### The task
Each entry that follows should be given again word for word; please leave out its pictures.

### Records for processing
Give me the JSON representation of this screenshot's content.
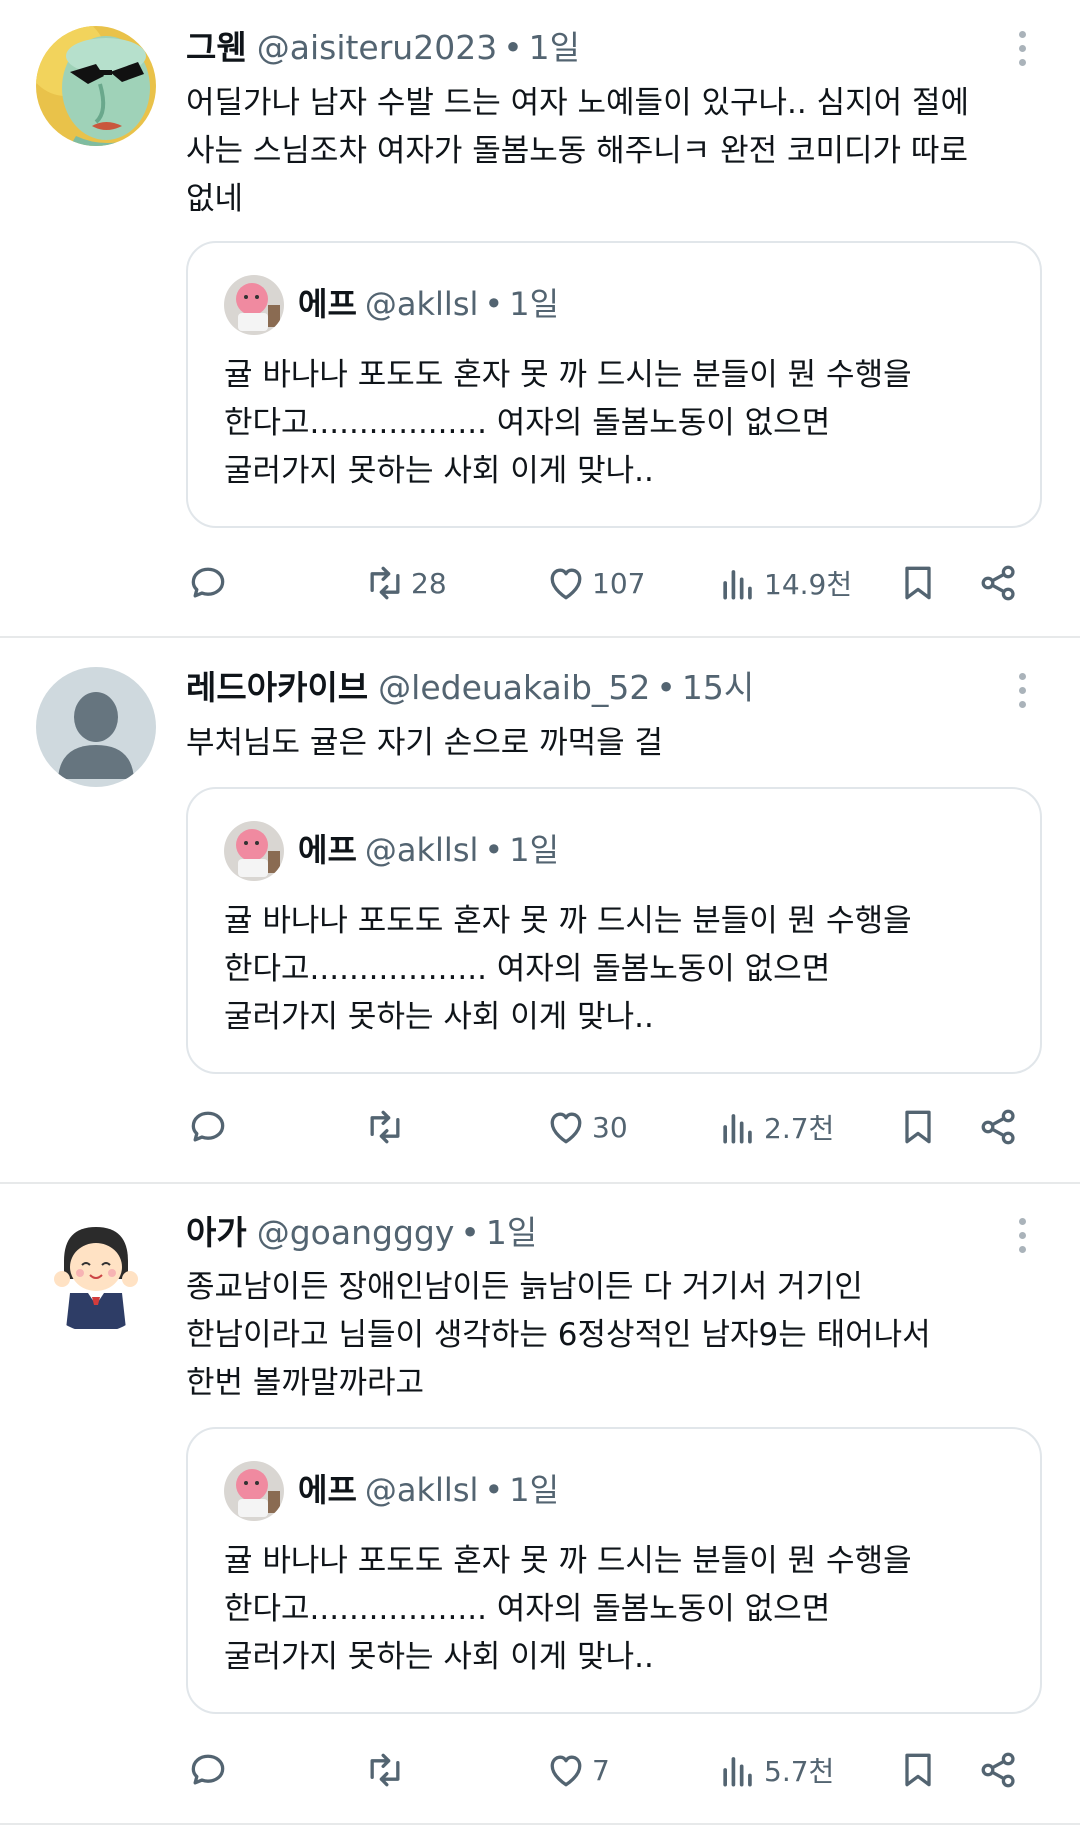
{
  "tweets": [
    {
      "name": "그웬",
      "handle": "@aisiteru2023",
      "time": "1일",
      "text": [
        "어딜가나 남자 수발 드는 여자 노예들이 있구나.. 심지어 절에",
        "사는 스님조차 여자가 돌봄노동 해주니ㅋ 완전 코미디가 따로",
        "없네"
      ],
      "quote": {
        "name": "에프",
        "handle": "@akllsl",
        "time": "1일",
        "text": [
          "귤 바나나 포도도 혼자 못 까 드시는 분들이 뭔 수행을",
          "한다고.................. 여자의 돌봄노동이 없으면",
          "굴러가지 못하는 사회 이게 맞나.."
        ]
      },
      "stats": {
        "reposts": "28",
        "likes": "107",
        "views": "14.9천"
      }
    },
    {
      "name": "레드아카이브",
      "handle": "@ledeuakaib_52",
      "time": "15시",
      "text": [
        "부처님도 귤은 자기 손으로 까먹을 걸"
      ],
      "quote": {
        "name": "에프",
        "handle": "@akllsl",
        "time": "1일",
        "text": [
          "귤 바나나 포도도 혼자 못 까 드시는 분들이 뭔 수행을",
          "한다고.................. 여자의 돌봄노동이 없으면",
          "굴러가지 못하는 사회 이게 맞나.."
        ]
      },
      "stats": {
        "reposts": "",
        "likes": "30",
        "views": "2.7천"
      }
    },
    {
      "name": "아가",
      "handle": "@goangggy",
      "time": "1일",
      "text": [
        "종교남이든 장애인남이든 늙남이든 다 거기서 거기인",
        "한남이라고 님들이 생각하는 6정상적인 남자9는 태어나서",
        "한번 볼까말까라고"
      ],
      "quote": {
        "name": "에프",
        "handle": "@akllsl",
        "time": "1일",
        "text": [
          "귤 바나나 포도도 혼자 못 까 드시는 분들이 뭔 수행을",
          "한다고.................. 여자의 돌봄노동이 없으면",
          "굴러가지 못하는 사회 이게 맞나.."
        ]
      },
      "stats": {
        "reposts": "",
        "likes": "7",
        "views": "5.7천"
      }
    }
  ],
  "separators": [
    "•",
    "•",
    "•"
  ],
  "icons": [
    "reply-icon",
    "repost-icon",
    "like-icon",
    "views-icon",
    "bookmark-icon",
    "share-icon",
    "more-icon"
  ],
  "colors": {
    "text": "#0f1419",
    "secondary": "#536471",
    "border": "#e1e6ea"
  }
}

### Response to this exercise
Give me the JSON representation of this screenshot's content.
{
  "tweets": [
    {
      "name": "그웬",
      "handle": "@aisiteru2023",
      "time": "1일",
      "text": [
        "어딜가나 남자 수발 드는 여자 노예들이 있구나.. 심지어 절에",
        "사는 스님조차 여자가 돌봄노동 해주니ㅋ 완전 코미디가 따로",
        "없네"
      ],
      "quote": {
        "name": "에프",
        "handle": "@akllsl",
        "time": "1일",
        "text": [
          "귤 바나나 포도도 혼자 못 까 드시는 분들이 뭔 수행을",
          "한다고.................. 여자의 돌봄노동이 없으면",
          "굴러가지 못하는 사회 이게 맞나.."
        ]
      },
      "stats": {
        "reposts": "28",
        "likes": "107",
        "views": "14.9천"
      }
    },
    {
      "name": "레드아카이브",
      "handle": "@ledeuakaib_52",
      "time": "15시",
      "text": [
        "부처님도 귤은 자기 손으로 까먹을 걸"
      ],
      "quote": {
        "name": "에프",
        "handle": "@akllsl",
        "time": "1일",
        "text": [
          "귤 바나나 포도도 혼자 못 까 드시는 분들이 뭔 수행을",
          "한다고.................. 여자의 돌봄노동이 없으면",
          "굴러가지 못하는 사회 이게 맞나.."
        ]
      },
      "stats": {
        "reposts": "",
        "likes": "30",
        "views": "2.7천"
      }
    },
    {
      "name": "아가",
      "handle": "@goangggy",
      "time": "1일",
      "text": [
        "종교남이든 장애인남이든 늙남이든 다 거기서 거기인",
        "한남이라고 님들이 생각하는 6정상적인 남자9는 태어나서",
        "한번 볼까말까라고"
      ],
      "quote": {
        "name": "에프",
        "handle": "@akllsl",
        "time": "1일",
        "text": [
          "귤 바나나 포도도 혼자 못 까 드시는 분들이 뭔 수행을",
          "한다고.................. 여자의 돌봄노동이 없으면",
          "굴러가지 못하는 사회 이게 맞나.."
        ]
      },
      "stats": {
        "reposts": "",
        "likes": "7",
        "views": "5.7천"
      }
    }
  ],
  "separators": [
    "•",
    "•",
    "•"
  ],
  "icons": [
    "reply-icon",
    "repost-icon",
    "like-icon",
    "views-icon",
    "bookmark-icon",
    "share-icon",
    "more-icon"
  ],
  "colors": {
    "text": "#0f1419",
    "secondary": "#536471",
    "border": "#e1e6ea"
  }
}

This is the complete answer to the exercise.